We heard a sermon a week ago last Sunday (the last time we made it to church) about two ways to have a God-centered Christmas [mp3 link to the sermon here]. The first of them was the boring old "stop shopping so much and just be spiritual" thing that we hear every year, but the second—which was explained at somewhat greater length—was a suggestion to celebrate more wholeheartedly and demonstratively. Decorate like mad! Ply people with food and gifts! Go, in other words, all out! For some people, the theory goes, being fully involved in the holiday is the way to have a spiritual season and "the Best Christmas Possible". Since that was what I think anyways, I enjoyed the sermon.
The theory behind the minimalist Christmas is that celebrating the birth of Christ shouldn't be a commercial extravaganza. Sure, I can agree with that. The Christmas music playing at Whole Foods before Thanksgiving got to me too. But the yearly refrain about making Christmas a quiet family time or whatever misses a very important point. From my point of view, the problem isn't that Christmas is too commercial, it's that the rest of the year is.
Me, I hearken back to an era when Christmas might be the only time you got something store-bought: a bag of oranges or a new pair of trousers or something from the Sears catalog. That was exciting! We're too jaded now, on account of the constant instant gratification of the mall, but the solution isn't to abandon celebrating Christmas by giving presents, it's to abandon going to the mall the rest of the year! Do that, and you'll be ready from some shopping come December.
And spiritual warm-fuzzies are all well and good, but there's something to be said for tangible tokens of affection for family, friends, and neighbors. You don't have to be greedy to be excited about opening presents. And if you like giving as much as getting, I don't think you have anything to worry about in the spiritual department. At least for me, exchanging gifts brings me closer to people, and being closer to people is one way to be closer to God.
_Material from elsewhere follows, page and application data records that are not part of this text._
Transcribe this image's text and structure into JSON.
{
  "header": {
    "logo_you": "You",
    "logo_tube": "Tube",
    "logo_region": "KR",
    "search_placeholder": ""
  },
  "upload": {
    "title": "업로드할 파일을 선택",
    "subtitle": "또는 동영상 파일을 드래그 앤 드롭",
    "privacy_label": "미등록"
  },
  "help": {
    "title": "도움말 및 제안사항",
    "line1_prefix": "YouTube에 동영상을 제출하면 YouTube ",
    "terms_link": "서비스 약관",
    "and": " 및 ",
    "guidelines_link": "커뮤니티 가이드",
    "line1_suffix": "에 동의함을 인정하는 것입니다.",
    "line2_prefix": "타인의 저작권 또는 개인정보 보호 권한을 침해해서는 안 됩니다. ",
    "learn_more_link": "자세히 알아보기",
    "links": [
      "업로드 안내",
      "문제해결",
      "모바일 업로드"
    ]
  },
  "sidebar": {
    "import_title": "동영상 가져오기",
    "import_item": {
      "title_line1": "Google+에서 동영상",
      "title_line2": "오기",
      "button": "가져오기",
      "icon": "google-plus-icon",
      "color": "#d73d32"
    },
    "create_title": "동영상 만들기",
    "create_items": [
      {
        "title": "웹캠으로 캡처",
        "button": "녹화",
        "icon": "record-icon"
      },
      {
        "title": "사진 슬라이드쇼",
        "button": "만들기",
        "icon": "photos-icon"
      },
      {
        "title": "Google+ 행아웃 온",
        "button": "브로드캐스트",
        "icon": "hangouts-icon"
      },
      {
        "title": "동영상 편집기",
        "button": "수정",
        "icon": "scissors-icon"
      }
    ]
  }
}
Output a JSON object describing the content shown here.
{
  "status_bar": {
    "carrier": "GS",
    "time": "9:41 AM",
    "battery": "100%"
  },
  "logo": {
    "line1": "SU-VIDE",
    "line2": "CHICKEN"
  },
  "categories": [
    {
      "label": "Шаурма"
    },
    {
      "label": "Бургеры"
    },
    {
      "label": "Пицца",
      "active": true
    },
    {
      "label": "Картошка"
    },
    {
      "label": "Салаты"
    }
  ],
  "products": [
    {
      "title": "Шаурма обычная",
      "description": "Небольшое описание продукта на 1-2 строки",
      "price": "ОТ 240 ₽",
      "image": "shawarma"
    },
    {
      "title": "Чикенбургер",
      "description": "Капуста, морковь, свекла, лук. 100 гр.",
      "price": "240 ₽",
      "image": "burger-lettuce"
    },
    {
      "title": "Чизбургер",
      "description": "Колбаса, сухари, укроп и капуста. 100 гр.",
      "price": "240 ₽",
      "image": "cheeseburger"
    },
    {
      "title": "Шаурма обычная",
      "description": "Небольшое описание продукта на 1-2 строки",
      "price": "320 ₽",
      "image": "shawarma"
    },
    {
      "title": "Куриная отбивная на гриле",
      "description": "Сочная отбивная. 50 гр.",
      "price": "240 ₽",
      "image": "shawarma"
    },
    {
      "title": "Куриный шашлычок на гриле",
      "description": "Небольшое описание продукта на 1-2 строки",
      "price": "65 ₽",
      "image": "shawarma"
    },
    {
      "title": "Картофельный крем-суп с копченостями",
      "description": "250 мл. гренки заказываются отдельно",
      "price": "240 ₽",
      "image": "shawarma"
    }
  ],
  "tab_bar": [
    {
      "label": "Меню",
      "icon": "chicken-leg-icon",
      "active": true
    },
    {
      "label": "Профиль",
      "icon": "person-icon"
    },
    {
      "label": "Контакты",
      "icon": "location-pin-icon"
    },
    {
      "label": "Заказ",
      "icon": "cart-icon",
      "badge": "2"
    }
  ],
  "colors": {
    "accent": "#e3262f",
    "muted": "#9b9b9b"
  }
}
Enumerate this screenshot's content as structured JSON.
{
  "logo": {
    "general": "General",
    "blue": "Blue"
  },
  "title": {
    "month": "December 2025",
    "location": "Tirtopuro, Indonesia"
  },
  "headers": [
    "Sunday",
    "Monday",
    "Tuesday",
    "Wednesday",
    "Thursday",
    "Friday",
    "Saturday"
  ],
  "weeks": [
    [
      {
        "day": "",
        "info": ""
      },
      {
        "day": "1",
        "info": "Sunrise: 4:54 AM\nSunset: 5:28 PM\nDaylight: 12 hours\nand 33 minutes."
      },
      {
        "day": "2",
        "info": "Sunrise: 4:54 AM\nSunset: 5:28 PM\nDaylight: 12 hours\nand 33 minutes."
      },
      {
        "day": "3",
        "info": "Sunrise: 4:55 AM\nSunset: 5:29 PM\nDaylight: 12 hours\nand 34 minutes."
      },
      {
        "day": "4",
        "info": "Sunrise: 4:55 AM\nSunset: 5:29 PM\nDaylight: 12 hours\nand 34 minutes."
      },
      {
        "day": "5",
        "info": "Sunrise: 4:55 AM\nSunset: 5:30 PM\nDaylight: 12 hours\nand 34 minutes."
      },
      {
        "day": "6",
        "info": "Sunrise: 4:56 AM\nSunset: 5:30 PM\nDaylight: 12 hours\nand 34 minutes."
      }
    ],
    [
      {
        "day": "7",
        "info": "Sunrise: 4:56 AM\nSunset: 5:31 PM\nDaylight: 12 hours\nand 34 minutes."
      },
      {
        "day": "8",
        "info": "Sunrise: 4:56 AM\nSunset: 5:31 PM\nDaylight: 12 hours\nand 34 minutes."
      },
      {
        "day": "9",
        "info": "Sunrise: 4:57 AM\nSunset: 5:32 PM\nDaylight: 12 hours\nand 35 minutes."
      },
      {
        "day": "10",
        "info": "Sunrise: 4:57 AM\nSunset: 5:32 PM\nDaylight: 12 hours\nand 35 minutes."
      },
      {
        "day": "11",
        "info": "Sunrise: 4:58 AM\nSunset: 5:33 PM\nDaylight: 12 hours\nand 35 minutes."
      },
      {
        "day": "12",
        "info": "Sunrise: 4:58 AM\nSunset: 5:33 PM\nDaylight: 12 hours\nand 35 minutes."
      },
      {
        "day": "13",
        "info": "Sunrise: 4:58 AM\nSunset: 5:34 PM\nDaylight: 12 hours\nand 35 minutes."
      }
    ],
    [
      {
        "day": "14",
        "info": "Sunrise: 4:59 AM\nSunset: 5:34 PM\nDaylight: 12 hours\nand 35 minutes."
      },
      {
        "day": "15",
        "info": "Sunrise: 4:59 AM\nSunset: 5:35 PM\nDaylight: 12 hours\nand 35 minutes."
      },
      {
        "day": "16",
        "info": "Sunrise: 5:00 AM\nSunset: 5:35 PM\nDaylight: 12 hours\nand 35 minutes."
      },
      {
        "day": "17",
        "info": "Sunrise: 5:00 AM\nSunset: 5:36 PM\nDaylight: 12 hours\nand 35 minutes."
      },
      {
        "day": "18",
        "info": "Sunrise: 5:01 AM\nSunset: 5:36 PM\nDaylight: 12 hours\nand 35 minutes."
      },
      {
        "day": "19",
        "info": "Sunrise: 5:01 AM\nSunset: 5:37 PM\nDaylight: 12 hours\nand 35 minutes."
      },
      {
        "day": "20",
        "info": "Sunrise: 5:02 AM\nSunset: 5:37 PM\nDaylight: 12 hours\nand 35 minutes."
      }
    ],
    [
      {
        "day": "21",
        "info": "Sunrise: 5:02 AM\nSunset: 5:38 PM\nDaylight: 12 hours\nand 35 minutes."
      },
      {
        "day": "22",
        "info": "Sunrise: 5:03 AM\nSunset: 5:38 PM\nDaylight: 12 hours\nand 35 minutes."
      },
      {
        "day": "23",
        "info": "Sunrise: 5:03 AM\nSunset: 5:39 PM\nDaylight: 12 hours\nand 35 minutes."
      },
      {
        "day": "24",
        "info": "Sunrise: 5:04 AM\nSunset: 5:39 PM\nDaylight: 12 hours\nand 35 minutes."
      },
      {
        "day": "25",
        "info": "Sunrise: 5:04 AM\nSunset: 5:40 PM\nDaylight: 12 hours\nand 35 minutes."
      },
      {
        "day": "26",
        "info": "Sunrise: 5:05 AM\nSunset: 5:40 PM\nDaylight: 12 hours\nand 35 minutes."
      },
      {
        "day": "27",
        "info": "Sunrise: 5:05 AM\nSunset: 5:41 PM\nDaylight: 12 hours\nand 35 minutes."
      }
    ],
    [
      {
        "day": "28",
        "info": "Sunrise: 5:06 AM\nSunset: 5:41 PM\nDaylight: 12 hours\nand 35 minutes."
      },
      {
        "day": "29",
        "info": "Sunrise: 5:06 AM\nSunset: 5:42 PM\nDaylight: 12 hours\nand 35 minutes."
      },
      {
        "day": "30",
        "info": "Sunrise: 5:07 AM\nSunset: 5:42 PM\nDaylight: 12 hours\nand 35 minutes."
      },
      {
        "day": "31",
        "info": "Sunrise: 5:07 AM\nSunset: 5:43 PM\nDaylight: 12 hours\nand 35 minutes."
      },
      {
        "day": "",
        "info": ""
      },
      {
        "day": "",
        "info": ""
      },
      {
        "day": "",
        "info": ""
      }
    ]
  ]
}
On that note, here's our holiday wish list if you want to get closer to God by giving us something!